Excerpts from an interface dataset
===
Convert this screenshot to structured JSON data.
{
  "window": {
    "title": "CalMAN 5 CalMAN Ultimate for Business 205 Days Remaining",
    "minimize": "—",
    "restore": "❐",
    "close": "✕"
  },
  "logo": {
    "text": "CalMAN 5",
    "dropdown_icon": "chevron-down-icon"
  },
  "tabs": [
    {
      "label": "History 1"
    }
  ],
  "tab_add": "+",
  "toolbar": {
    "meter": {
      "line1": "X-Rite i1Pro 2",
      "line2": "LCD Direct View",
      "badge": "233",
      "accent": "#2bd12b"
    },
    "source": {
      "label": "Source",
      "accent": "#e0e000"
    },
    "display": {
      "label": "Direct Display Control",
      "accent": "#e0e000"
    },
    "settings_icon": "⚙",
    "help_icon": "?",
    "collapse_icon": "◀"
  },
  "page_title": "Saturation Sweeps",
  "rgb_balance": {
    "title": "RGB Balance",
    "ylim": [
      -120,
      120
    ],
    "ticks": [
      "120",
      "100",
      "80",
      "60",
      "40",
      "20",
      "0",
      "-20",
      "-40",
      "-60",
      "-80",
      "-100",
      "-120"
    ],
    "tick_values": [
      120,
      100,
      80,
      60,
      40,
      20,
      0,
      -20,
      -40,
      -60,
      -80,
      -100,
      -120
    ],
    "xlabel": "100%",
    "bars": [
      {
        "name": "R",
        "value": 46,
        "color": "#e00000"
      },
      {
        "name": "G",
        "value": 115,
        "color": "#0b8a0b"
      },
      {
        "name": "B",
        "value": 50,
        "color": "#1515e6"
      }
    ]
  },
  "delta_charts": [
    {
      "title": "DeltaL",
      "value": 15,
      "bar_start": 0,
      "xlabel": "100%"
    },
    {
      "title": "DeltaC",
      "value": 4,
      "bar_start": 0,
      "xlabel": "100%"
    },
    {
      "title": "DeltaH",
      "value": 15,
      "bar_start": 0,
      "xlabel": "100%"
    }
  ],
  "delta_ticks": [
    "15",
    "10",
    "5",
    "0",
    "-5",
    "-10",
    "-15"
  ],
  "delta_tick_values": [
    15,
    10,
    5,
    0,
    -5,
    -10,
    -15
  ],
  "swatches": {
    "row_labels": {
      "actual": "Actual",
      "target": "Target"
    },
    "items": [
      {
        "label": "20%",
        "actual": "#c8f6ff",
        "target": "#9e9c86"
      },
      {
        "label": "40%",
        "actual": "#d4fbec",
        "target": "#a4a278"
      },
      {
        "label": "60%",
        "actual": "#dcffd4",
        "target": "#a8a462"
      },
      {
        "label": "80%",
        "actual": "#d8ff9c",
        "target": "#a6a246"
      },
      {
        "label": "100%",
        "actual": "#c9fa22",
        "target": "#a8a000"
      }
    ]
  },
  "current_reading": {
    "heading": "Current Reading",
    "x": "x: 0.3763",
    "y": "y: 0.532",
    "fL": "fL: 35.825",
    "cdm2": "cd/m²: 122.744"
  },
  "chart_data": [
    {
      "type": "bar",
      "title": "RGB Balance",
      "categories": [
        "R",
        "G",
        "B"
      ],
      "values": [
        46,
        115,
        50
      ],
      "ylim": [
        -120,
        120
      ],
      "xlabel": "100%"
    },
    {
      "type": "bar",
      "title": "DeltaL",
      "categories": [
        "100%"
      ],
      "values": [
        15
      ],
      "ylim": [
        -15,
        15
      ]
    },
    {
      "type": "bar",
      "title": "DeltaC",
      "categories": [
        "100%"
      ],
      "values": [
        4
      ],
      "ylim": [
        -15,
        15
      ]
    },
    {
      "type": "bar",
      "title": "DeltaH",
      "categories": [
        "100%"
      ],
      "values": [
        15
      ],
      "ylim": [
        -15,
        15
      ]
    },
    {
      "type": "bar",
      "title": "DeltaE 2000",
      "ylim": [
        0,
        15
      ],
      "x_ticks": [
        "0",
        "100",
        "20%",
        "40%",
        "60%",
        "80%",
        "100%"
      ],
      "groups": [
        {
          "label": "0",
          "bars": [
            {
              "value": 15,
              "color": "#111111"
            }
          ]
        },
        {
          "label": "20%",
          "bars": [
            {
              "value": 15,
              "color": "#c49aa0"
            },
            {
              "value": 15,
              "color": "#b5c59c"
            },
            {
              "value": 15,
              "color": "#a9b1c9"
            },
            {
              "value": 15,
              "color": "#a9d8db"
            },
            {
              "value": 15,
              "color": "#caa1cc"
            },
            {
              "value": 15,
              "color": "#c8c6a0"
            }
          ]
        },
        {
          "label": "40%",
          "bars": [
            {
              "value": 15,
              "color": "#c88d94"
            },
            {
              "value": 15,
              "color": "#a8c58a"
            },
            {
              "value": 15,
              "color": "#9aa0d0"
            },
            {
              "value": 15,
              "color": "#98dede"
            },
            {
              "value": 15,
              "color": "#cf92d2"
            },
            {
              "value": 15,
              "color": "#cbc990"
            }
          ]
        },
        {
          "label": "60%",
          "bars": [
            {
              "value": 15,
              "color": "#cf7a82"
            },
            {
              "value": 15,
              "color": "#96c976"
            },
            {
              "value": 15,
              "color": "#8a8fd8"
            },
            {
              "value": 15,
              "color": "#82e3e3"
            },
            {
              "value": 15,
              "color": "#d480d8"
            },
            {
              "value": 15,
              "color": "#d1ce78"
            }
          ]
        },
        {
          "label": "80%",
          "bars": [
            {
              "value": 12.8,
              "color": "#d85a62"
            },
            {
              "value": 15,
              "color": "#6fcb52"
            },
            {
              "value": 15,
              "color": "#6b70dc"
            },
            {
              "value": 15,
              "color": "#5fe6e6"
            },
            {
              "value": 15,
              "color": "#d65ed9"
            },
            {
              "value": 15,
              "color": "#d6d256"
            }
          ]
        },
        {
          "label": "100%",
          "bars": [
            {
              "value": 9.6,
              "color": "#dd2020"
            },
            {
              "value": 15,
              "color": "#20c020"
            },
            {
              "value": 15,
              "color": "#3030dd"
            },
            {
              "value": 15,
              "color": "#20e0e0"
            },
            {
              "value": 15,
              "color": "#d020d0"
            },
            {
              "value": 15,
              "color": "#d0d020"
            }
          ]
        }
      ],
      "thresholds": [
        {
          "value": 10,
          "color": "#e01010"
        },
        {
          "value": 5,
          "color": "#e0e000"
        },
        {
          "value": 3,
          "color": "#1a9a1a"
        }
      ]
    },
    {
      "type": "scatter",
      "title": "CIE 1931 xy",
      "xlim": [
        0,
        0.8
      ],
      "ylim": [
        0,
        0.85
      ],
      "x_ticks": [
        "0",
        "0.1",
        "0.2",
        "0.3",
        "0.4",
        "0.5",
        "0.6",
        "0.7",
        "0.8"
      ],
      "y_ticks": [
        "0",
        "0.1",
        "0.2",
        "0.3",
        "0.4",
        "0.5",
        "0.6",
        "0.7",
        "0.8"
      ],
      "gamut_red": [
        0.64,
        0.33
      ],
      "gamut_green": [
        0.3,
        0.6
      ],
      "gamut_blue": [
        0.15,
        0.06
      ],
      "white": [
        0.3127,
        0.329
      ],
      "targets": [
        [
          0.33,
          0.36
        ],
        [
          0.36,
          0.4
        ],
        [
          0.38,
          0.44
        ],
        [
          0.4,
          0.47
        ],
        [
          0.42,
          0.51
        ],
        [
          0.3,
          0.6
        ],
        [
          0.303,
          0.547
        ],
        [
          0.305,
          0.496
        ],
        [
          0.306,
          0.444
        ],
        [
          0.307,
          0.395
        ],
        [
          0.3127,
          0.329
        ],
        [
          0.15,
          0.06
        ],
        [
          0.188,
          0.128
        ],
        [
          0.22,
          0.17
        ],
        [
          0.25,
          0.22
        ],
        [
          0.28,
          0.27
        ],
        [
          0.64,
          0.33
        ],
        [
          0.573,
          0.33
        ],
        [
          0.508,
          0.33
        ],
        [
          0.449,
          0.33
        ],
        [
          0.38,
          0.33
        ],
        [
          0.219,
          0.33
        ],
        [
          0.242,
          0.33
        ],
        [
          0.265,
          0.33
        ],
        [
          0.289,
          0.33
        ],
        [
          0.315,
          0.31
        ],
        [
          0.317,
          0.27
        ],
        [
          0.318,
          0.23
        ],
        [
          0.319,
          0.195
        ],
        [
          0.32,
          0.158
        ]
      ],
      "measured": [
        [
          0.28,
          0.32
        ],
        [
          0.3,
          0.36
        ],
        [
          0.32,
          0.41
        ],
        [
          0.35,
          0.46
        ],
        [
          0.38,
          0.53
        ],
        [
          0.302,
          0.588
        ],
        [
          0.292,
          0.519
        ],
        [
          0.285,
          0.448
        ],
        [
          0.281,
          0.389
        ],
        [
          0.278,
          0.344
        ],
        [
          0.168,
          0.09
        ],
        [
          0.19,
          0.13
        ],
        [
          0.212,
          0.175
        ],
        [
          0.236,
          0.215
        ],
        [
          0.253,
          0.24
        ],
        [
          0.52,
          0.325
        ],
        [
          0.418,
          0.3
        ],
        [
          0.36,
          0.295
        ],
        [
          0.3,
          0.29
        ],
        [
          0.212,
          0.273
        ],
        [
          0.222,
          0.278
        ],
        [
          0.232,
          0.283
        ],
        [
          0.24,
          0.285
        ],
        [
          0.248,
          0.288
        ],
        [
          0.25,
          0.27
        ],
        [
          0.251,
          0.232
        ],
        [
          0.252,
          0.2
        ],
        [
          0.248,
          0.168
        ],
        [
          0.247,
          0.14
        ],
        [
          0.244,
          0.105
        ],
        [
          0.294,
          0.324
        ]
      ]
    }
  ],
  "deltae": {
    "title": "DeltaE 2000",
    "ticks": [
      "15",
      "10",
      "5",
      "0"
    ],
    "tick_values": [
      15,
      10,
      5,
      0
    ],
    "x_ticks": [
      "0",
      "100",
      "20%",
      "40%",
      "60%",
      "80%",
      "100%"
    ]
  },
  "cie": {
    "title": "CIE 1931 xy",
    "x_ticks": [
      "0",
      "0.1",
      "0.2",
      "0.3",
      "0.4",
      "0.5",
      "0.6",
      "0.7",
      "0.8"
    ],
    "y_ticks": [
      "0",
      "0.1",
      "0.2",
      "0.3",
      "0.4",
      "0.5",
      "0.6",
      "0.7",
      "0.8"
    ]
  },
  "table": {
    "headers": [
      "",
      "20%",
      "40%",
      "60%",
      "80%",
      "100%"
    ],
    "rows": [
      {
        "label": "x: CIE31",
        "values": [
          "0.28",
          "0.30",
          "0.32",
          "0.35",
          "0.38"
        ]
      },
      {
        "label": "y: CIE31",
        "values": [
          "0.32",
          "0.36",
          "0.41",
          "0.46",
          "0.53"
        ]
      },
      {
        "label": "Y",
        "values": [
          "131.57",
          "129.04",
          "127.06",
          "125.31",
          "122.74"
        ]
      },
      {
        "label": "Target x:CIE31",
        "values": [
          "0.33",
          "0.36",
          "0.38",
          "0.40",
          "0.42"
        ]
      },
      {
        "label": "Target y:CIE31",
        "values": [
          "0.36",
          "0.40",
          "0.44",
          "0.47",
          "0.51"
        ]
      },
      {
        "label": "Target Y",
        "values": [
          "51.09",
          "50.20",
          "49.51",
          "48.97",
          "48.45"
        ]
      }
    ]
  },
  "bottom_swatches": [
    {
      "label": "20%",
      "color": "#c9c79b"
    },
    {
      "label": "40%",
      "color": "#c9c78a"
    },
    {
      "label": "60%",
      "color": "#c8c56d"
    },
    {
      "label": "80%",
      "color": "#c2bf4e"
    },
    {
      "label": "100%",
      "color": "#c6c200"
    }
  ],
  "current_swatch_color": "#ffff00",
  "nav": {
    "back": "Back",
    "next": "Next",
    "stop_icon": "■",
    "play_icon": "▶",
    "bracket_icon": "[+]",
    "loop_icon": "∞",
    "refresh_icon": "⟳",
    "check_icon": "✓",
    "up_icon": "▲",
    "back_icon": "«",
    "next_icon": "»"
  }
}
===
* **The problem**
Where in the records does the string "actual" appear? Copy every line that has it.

* **Written solution**
      "actual": "Actual",
        "actual": "#c8f6ff",
        "actual": "#d4fbec",
        "actual": "#dcffd4",
        "actual": "#d8ff9c",
        "actual": "#c9fa22",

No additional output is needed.